> [EXERCISE DETAILS]: In your copy of the data, include no pictures and alter nothing else.

** Opening MATERIAL FOR THE TASK block **

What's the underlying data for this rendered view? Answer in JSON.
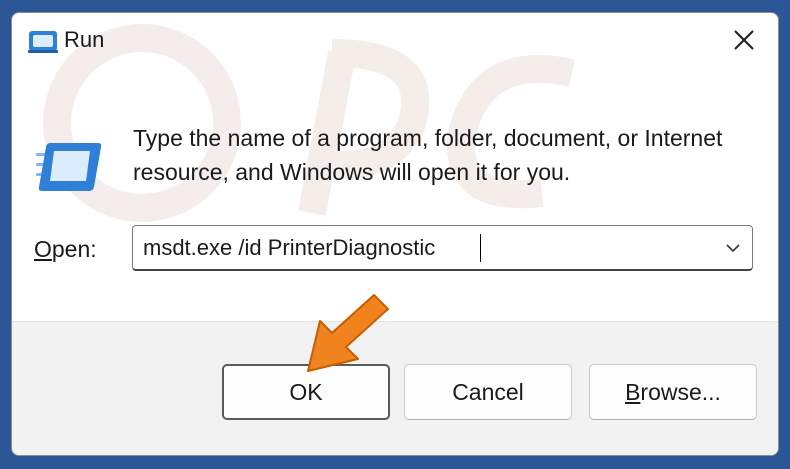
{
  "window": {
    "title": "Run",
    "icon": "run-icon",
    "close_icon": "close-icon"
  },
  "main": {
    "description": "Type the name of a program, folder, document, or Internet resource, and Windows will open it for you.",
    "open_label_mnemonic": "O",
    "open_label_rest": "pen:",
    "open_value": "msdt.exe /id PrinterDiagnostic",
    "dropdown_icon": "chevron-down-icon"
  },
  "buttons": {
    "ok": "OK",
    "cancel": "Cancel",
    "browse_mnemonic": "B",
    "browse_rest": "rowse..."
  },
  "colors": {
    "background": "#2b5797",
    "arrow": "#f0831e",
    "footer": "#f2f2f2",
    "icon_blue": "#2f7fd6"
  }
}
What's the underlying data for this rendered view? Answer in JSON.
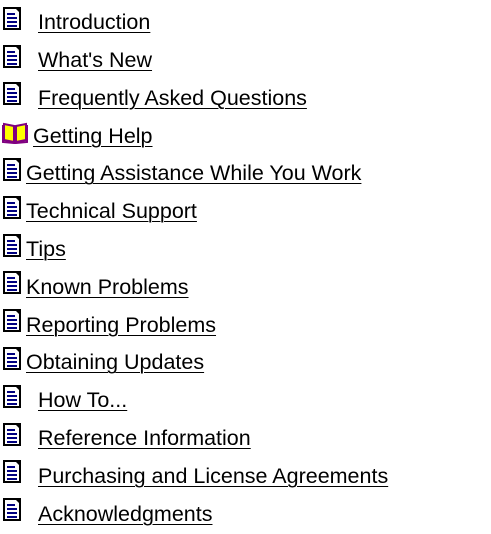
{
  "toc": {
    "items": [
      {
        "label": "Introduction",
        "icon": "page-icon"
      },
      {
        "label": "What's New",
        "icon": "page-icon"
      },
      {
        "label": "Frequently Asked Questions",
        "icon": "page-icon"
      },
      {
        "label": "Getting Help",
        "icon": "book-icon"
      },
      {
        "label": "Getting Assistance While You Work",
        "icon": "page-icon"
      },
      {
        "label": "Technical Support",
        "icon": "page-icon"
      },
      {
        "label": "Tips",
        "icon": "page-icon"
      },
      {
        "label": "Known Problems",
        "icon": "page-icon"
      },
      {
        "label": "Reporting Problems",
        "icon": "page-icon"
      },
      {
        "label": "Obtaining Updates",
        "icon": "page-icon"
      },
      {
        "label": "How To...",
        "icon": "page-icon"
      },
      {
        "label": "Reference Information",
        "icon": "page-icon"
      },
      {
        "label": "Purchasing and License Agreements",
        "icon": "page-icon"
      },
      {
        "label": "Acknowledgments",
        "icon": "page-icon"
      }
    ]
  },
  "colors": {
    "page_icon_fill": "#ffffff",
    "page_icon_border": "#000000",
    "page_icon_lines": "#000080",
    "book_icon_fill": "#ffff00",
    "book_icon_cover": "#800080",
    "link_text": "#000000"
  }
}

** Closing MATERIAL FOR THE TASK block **

> [OUTPUT FOR THIS EXERCISE]:
What's the underlying data for this rendered view? Answer in JSON.
{
  "window": {
    "title": "Run",
    "icon": "run-icon",
    "close_icon": "close-icon"
  },
  "main": {
    "description": "Type the name of a program, folder, document, or Internet resource, and Windows will open it for you.",
    "open_label_mnemonic": "O",
    "open_label_rest": "pen:",
    "open_value": "msdt.exe /id PrinterDiagnostic",
    "dropdown_icon": "chevron-down-icon"
  },
  "buttons": {
    "ok": "OK",
    "cancel": "Cancel",
    "browse_mnemonic": "B",
    "browse_rest": "rowse..."
  },
  "colors": {
    "background": "#2b5797",
    "arrow": "#f0831e",
    "footer": "#f2f2f2",
    "icon_blue": "#2f7fd6"
  }
}
What's the underlying data for this rendered view? Answer in JSON.
{
  "toc": {
    "items": [
      {
        "label": "Introduction",
        "icon": "page-icon"
      },
      {
        "label": "What's New",
        "icon": "page-icon"
      },
      {
        "label": "Frequently Asked Questions",
        "icon": "page-icon"
      },
      {
        "label": "Getting Help",
        "icon": "book-icon"
      },
      {
        "label": "Getting Assistance While You Work",
        "icon": "page-icon"
      },
      {
        "label": "Technical Support",
        "icon": "page-icon"
      },
      {
        "label": "Tips",
        "icon": "page-icon"
      },
      {
        "label": "Known Problems",
        "icon": "page-icon"
      },
      {
        "label": "Reporting Problems",
        "icon": "page-icon"
      },
      {
        "label": "Obtaining Updates",
        "icon": "page-icon"
      },
      {
        "label": "How To...",
        "icon": "page-icon"
      },
      {
        "label": "Reference Information",
        "icon": "page-icon"
      },
      {
        "label": "Purchasing and License Agreements",
        "icon": "page-icon"
      },
      {
        "label": "Acknowledgments",
        "icon": "page-icon"
      }
    ]
  },
  "colors": {
    "page_icon_fill": "#ffffff",
    "page_icon_border": "#000000",
    "page_icon_lines": "#000080",
    "book_icon_fill": "#ffff00",
    "book_icon_cover": "#800080",
    "link_text": "#000000"
  }
}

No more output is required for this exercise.